Welcome to our new web site!

To give our readers a chance to experience all that our new website has to offer, we have made all content freely avaiable, through October 1, 2018.

During this time, print and digital subscribers will not need to log in to view our stories or e-editions.

State Health Department Says 20,644 Tennesseans Have Died of COVID-19


NASHVILLE (December 23) — The Tennessee Department of Health (TDH) released year-end, reconciled COVID-19 data, process improvements and previewed 2022 operational priorities including the data indicating 20,644 have died from COVID in 2020 and 2021.

In Carroll County, TDH reported 6,048 cases and 127 deaths since Spring 2020. 5,830 of the cases are now inactive or have since recovered.

“Year-end data reconciliation is an important step to ensure the public has an accurate view of how COVID-19 has affected our state this year and also identify areas where the department can improve services,” said Tennessee Department of Health Commissioner Lisa Piercey, MD, MBA, FAAP. “Data reporting for COVID-19 is unique, as it is the only infectious disease where real-time progression is tracked from positive test to death, compared to typical monthly or annual reports.”

TDH anticipates changes to national COVID-19 reporting standards in early 2022 based on recommendations from the Council of State and Territorial Epidemiologists (CSTE) and has reconciled data to comply with upcoming standards. This data update will be completed the week of January 4. “This enhanced review is a valuable process, and I’ve encouraged my colleagues in other states to do the same,” said Piercey. “Trust in public health data is key to our response and data accuracy is a top priority for TDH.”

2021 Key COVID-19 Data Points
5,394,058 total tests were processed in the state in 2021, with 762,964 reported total cases. 8,280,246 total vaccines were administered this year.

The TDH Office of State Chief Medical Examiner reconciled outstanding death certificates with COVID-19 as an underlying cause of death, bringing COVID-19 fatalities spanning spring 2020-December 2021 to 20,644.

The lag in death reporting data can be contributed to many factors including the manual process most providers and facilities undertake, the increase in at-home deaths, and the strain on the public health infrastructure during case surges.
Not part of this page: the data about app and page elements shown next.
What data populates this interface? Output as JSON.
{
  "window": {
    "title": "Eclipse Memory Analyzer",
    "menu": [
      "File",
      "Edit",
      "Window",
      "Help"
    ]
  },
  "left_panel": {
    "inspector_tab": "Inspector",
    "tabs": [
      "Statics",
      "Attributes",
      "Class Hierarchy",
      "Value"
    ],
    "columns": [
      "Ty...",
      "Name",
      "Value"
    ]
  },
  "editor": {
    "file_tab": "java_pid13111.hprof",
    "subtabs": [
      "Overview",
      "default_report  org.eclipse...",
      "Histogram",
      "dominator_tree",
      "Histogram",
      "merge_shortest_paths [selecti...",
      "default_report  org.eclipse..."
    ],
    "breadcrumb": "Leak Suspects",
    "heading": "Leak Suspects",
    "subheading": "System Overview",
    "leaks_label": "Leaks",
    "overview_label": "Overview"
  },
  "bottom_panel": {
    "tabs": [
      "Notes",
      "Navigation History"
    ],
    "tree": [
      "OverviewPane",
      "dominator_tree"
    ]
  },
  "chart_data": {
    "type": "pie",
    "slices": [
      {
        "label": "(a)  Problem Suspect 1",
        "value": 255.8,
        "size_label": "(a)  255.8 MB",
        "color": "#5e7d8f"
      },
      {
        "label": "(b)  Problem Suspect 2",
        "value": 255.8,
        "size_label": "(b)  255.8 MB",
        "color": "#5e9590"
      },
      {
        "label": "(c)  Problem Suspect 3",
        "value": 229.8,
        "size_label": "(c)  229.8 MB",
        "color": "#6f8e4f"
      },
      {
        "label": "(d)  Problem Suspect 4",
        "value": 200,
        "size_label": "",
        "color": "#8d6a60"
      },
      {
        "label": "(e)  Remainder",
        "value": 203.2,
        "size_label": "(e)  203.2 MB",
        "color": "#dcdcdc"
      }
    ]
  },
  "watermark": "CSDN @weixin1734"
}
On average, the Centers for Disease Control and Prevention (CDC) notes that approximately 75 percent of mortality data is complete by eight weeks, given the time it takes to determine the cause of death in some cases.

“COVID-19 death certificate processing is complex, and the department is committed to continuously improving information flow,” said Piercey. “As we continue to analyze Tennessee death data, we have seen a year-over-year increase in COVID deaths occurring at home. This is a trend we will further examine and assess how the department can respond.”

TDH is pursuing process improvements for COVID-19 death reporting to ensure data accuracy, including automation and additional verification around cause of death. Providers in Tennessee received the following memo to encourage electronic reporting and emphasize best practices for data submission to the department, to improve the timely reporting of death data.

In the new year, COVID-19 data will be reported on a weekly basis consistent with other infectious diseases.

Return to Pre-Pandemic Priorities in 2022
TDH will continue to support COVID-19 vaccine distribution across all 95 counties and support access to approved treatments. TDH will also resume full-time attention to ongoing, traditional public health priorities. This includes access to preventative health services and primary care, improving routine immunization rates for children and adults, addressing substance misuse and drug overdoses, and supporting overall family health and wellness.


No comments on this item Please log in to comment by clicking here